Lord very clearly stated that the ice was 1 to 2 miles wide. He also said "From the position we stopped in to the position at which the Titanic is supposed to have hit the iceberg, 19 1/2 to 19 3/4 miles; south 16 west, sir, was the course."I made no such claim. The 5 miles came from your champion, Capt. Lord in the report that he filed. In the diagram I drew I stated from whom the width of the ice field came from. Up where Californian was, the field was 2-3 miles wide, the distance that Lord said he had to cross at 6 in the morning. Down where Titanic was it was 5-6 miles wide based on what Capt.Moore and his officers estimated. But Jim Currie says it was only 1 to 2 miles wide because that is what Lord told Sen. Smith on April 26, 4 days after he filed his report in Boston where he said the heavy pack ice 5 miles wide.
Why would anyone in their right mind want to take the longest path when cutting across ice by going diagonally? It was easy to see clear water on the other side. Get to the other side in shortest path possible, and then head down on your intended course to your destination. But what do I know? I fly airplanes, not steamboats.
By the way, after Californian cleared the heavy stuff she turned southward to parallel the western side of the field. (Read Stewart.) Before then, while cutting across the ice, she was seen crossing the field going from east to west, not southward if she was really heading S16W. But that observation came from Capt. Moore, so why should it be trusted? Right?
When you set out for a target which is out of sight, the only way you can ensure that you are heading in the right direction and that you will not miss the target is to maintain your ship's head on the bearing of the target for as long as you can. It's called "the practice of good seamanship."
Jim Currie says the ice was 2 miles wide because Captain Rostron said his ship was about 3 or 4 miles east of the pack ice at 8 pm when he saw Californian bearing WSW from Carpathia on the far side of the ice and that Californian arrived alongside Carpathia at 8-30 pm.

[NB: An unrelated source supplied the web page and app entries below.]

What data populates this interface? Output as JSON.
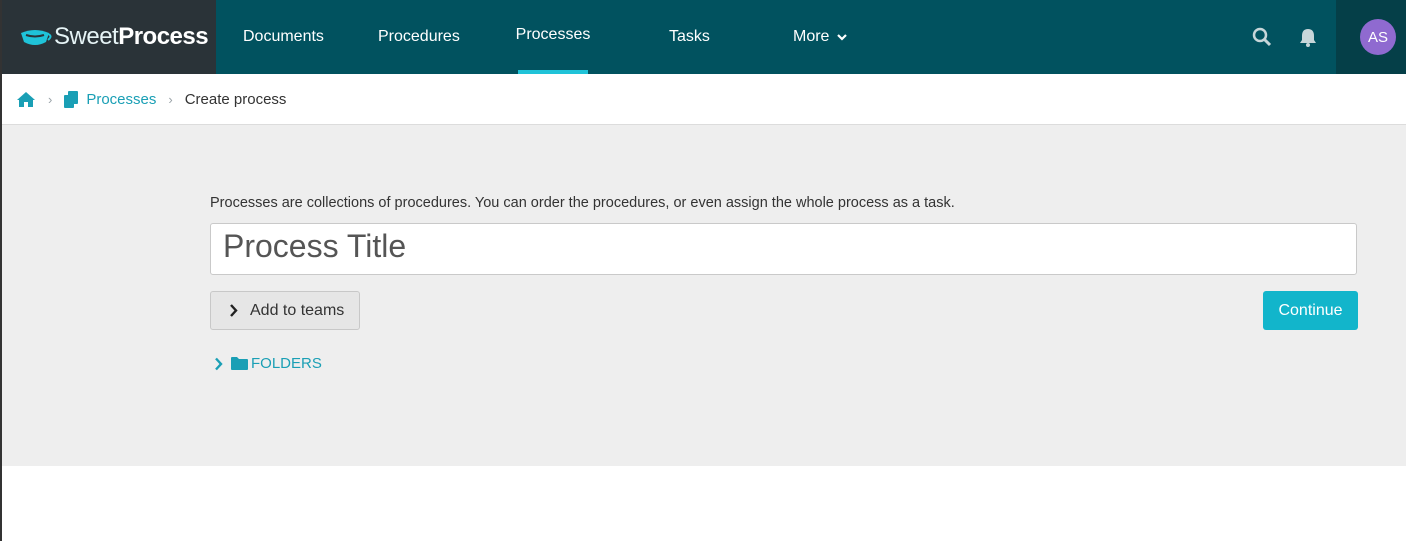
{
  "brand": {
    "sweet": "Sweet",
    "process": "Process"
  },
  "nav": {
    "items": [
      {
        "label": "Documents"
      },
      {
        "label": "Procedures"
      },
      {
        "label": "Processes",
        "active": true
      },
      {
        "label": "Tasks"
      },
      {
        "label": "More"
      }
    ]
  },
  "user": {
    "initials": "AS"
  },
  "breadcrumb": {
    "processes": "Processes",
    "current": "Create process"
  },
  "form": {
    "intro": "Processes are collections of procedures. You can order the procedures, or even assign the whole process as a task.",
    "title_placeholder": "Process Title",
    "add_to_teams": "Add to teams",
    "continue": "Continue",
    "folders": "FOLDERS"
  },
  "colors": {
    "nav_bg": "#01525f",
    "brand_bg": "#2a3338",
    "accent": "#12b5cb",
    "link": "#1a9fb5",
    "avatar": "#8f6ad0"
  },
  "icons": [
    "cup-logo-icon",
    "chevron-down-icon",
    "search-icon",
    "bell-icon",
    "home-icon",
    "chevron-right-icon",
    "copy-icon",
    "folder-icon"
  ]
}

Jim Currie says the pack ice was 2 miles wide because Californian passed Mount Temple at 7-30 pm and on a course of SSE making about 12.5 knots. before turning ENE at 8 am toward the stopped Carpathia, arriving beside her at 8-30am
To suggest that it was 5 miles wide down at the Carpathia completely goes against all the evidence and here is why.

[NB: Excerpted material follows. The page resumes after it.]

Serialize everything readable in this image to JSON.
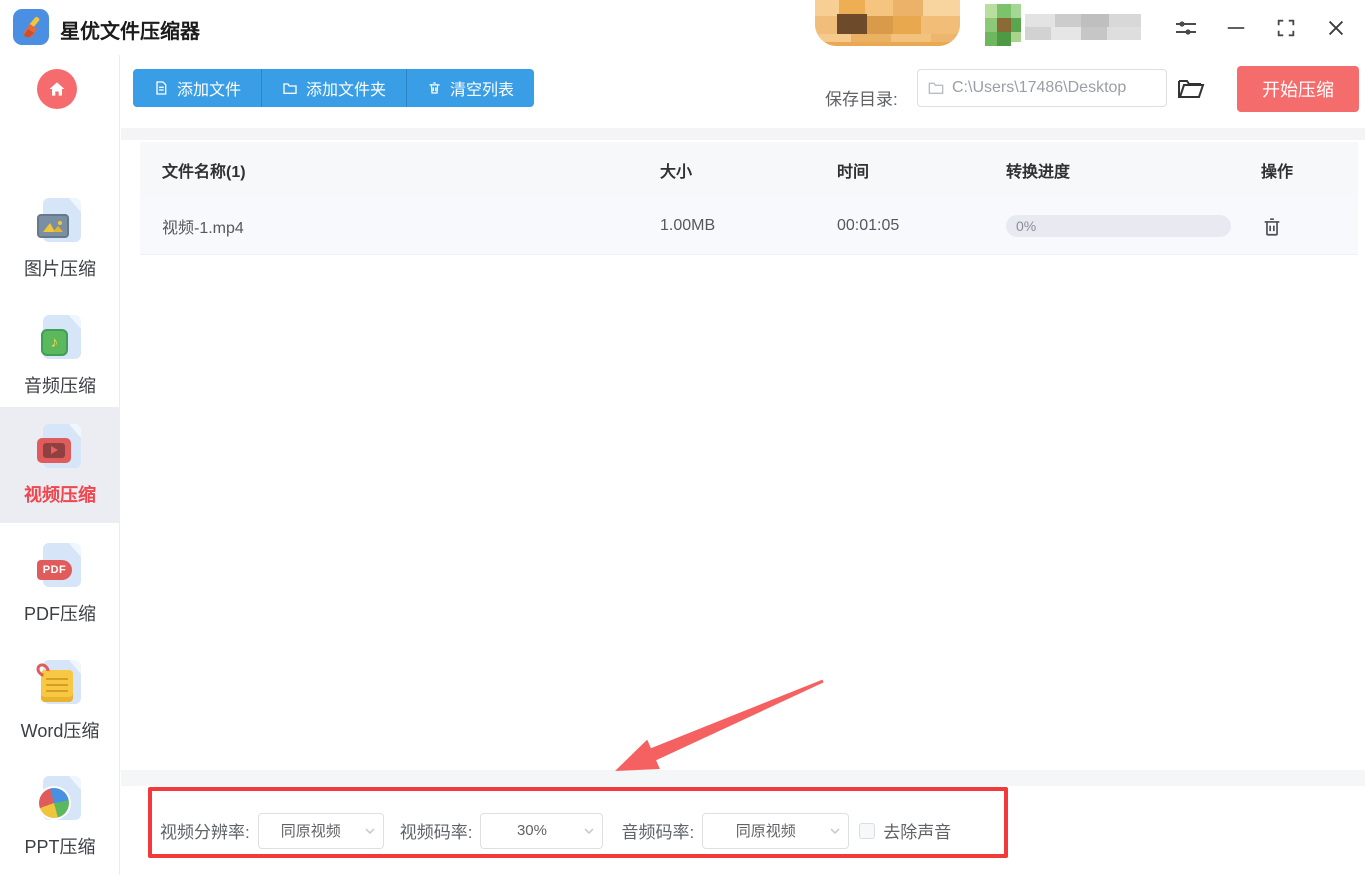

Rostron of Carpathia: "The first time that I saw the 'Californian' was at about eight o'clock on the morning of 15th April. She was then about five to six miles distant, bearing W.S.W. true, and steaming towards the 'Carpathia..The 'Carpathia' was then in substantially the position of the 'Titanic' at the time of the disaster .' This is what that would look like.
If as you say, the ice was 5 miles wide, Californian would have been steaming through it for about 48 minutes from the time she entered the pack ice until she arrived alongside Carpathia. Only if the latter was hard up against the eastern edge would your idea work. But then, we would have heard many stories of seeing the heavy pack ice from survivors and the Californian would have passed to the west, not east of the Mount Temple half an hour earlier at 7-30am. That didn't happen.

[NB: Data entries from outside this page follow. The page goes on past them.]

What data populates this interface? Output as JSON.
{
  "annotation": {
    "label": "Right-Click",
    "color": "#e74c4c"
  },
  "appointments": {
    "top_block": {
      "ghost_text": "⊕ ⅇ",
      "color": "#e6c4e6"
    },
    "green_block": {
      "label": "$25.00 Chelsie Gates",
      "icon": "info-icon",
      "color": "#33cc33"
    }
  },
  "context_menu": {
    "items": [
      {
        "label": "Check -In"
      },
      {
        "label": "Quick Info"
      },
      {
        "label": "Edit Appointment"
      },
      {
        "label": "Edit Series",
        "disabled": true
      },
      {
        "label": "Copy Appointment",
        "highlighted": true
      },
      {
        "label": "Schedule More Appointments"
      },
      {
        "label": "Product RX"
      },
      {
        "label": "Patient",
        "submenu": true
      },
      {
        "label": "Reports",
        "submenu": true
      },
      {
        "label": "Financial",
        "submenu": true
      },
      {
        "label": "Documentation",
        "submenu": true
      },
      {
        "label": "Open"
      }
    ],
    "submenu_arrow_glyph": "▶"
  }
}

Last time I looked, there were no barriers of pack ice way up in the sky. If there had been, I'm sure I would have seen them or one of my colleagues in the Merchant Navy & Airline Officers PF would have told me about it.